(Exercise directions)
Exactly as written, retype all of the records that come next.

(Supplied material)

>>

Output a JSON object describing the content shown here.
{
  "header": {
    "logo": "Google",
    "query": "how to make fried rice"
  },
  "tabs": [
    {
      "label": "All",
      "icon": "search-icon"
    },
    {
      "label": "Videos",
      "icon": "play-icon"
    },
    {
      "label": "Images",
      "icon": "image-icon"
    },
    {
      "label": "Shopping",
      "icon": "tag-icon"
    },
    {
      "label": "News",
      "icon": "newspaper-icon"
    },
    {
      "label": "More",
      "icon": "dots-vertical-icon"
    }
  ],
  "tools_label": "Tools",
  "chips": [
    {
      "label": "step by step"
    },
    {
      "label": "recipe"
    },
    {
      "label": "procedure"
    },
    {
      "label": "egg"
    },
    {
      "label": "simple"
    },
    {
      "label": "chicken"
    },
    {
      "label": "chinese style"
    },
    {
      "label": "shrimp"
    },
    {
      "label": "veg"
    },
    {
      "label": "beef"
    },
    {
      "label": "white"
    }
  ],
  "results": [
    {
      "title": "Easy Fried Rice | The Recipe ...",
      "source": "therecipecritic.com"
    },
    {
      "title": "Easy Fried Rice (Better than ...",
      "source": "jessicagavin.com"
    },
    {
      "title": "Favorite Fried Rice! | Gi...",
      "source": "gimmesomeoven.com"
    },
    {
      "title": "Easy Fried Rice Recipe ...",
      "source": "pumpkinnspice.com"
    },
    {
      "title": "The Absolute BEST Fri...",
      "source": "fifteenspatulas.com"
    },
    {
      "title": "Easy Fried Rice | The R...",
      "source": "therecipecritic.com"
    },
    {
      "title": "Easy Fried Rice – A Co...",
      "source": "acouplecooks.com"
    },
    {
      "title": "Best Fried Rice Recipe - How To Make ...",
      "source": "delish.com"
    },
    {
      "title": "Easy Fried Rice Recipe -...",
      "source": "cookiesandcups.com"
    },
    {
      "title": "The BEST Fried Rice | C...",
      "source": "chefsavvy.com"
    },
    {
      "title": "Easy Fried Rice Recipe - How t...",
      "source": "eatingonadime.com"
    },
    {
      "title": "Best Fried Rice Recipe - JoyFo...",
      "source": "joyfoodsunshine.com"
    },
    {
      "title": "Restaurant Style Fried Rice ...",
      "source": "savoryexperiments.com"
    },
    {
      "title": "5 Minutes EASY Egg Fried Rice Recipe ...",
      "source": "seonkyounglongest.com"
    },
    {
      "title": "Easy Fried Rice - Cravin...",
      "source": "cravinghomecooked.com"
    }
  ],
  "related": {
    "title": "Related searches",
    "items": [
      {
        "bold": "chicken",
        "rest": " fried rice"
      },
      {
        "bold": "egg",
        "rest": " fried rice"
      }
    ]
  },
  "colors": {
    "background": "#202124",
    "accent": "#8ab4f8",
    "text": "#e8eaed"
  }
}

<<

(Problem solution)
Output a JSON object describing the content shown here.
{
  "header": {
    "logo": "Google",
    "query": "how to make fried rice"
  },
  "tabs": [
    {
      "label": "All",
      "icon": "search-icon"
    },
    {
      "label": "Videos",
      "icon": "play-icon"
    },
    {
      "label": "Images",
      "icon": "image-icon"
    },
    {
      "label": "Shopping",
      "icon": "tag-icon"
    },
    {
      "label": "News",
      "icon": "newspaper-icon"
    },
    {
      "label": "More",
      "icon": "dots-vertical-icon"
    }
  ],
  "tools_label": "Tools",
  "chips": [
    {
      "label": "step by step"
    },
    {
      "label": "recipe"
    },
    {
      "label": "procedure"
    },
    {
      "label": "egg"
    },
    {
      "label": "simple"
    },
    {
      "label": "chicken"
    },
    {
      "label": "chinese style"
    },
    {
      "label": "shrimp"
    },
    {
      "label": "veg"
    },
    {
      "label": "beef"
    },
    {
      "label": "white"
    }
  ],
  "results": [
    {
      "title": "Easy Fried Rice | The Recipe ...",
      "source": "therecipecritic.com"
    },
    {
      "title": "Easy Fried Rice (Better than ...",
      "source": "jessicagavin.com"
    },
    {
      "title": "Favorite Fried Rice! | Gi...",
      "source": "gimmesomeoven.com"
    },
    {
      "title": "Easy Fried Rice Recipe ...",
      "source": "pumpkinnspice.com"
    },
    {
      "title": "The Absolute BEST Fri...",
      "source": "fifteenspatulas.com"
    },
    {
      "title": "Easy Fried Rice | The R...",
      "source": "therecipecritic.com"
    },
    {
      "title": "Easy Fried Rice – A Co...",
      "source": "acouplecooks.com"
    },
    {
      "title": "Best Fried Rice Recipe - How To Make ...",
      "source": "delish.com"
    },
    {
      "title": "Easy Fried Rice Recipe -...",
      "source": "cookiesandcups.com"
    },
    {
      "title": "The BEST Fried Rice | C...",
      "source": "chefsavvy.com"
    },
    {
      "title": "Easy Fried Rice Recipe - How t...",
      "source": "eatingonadime.com"
    },
    {
      "title": "Best Fried Rice Recipe - JoyFo...",
      "source": "joyfoodsunshine.com"
    },
    {
      "title": "Restaurant Style Fried Rice ...",
      "source": "savoryexperiments.com"
    },
    {
      "title": "5 Minutes EASY Egg Fried Rice Recipe ...",
      "source": "seonkyounglongest.com"
    },
    {
      "title": "Easy Fried Rice - Cravin...",
      "source": "cravinghomecooked.com"
    }
  ],
  "related": {
    "title": "Related searches",
    "items": [
      {
        "bold": "chicken",
        "rest": " fried rice"
      },
      {
        "bold": "egg",
        "rest": " fried rice"
      }
    ]
  },
  "colors": {
    "background": "#202124",
    "accent": "#8ab4f8",
    "text": "#e8eaed"
  }
}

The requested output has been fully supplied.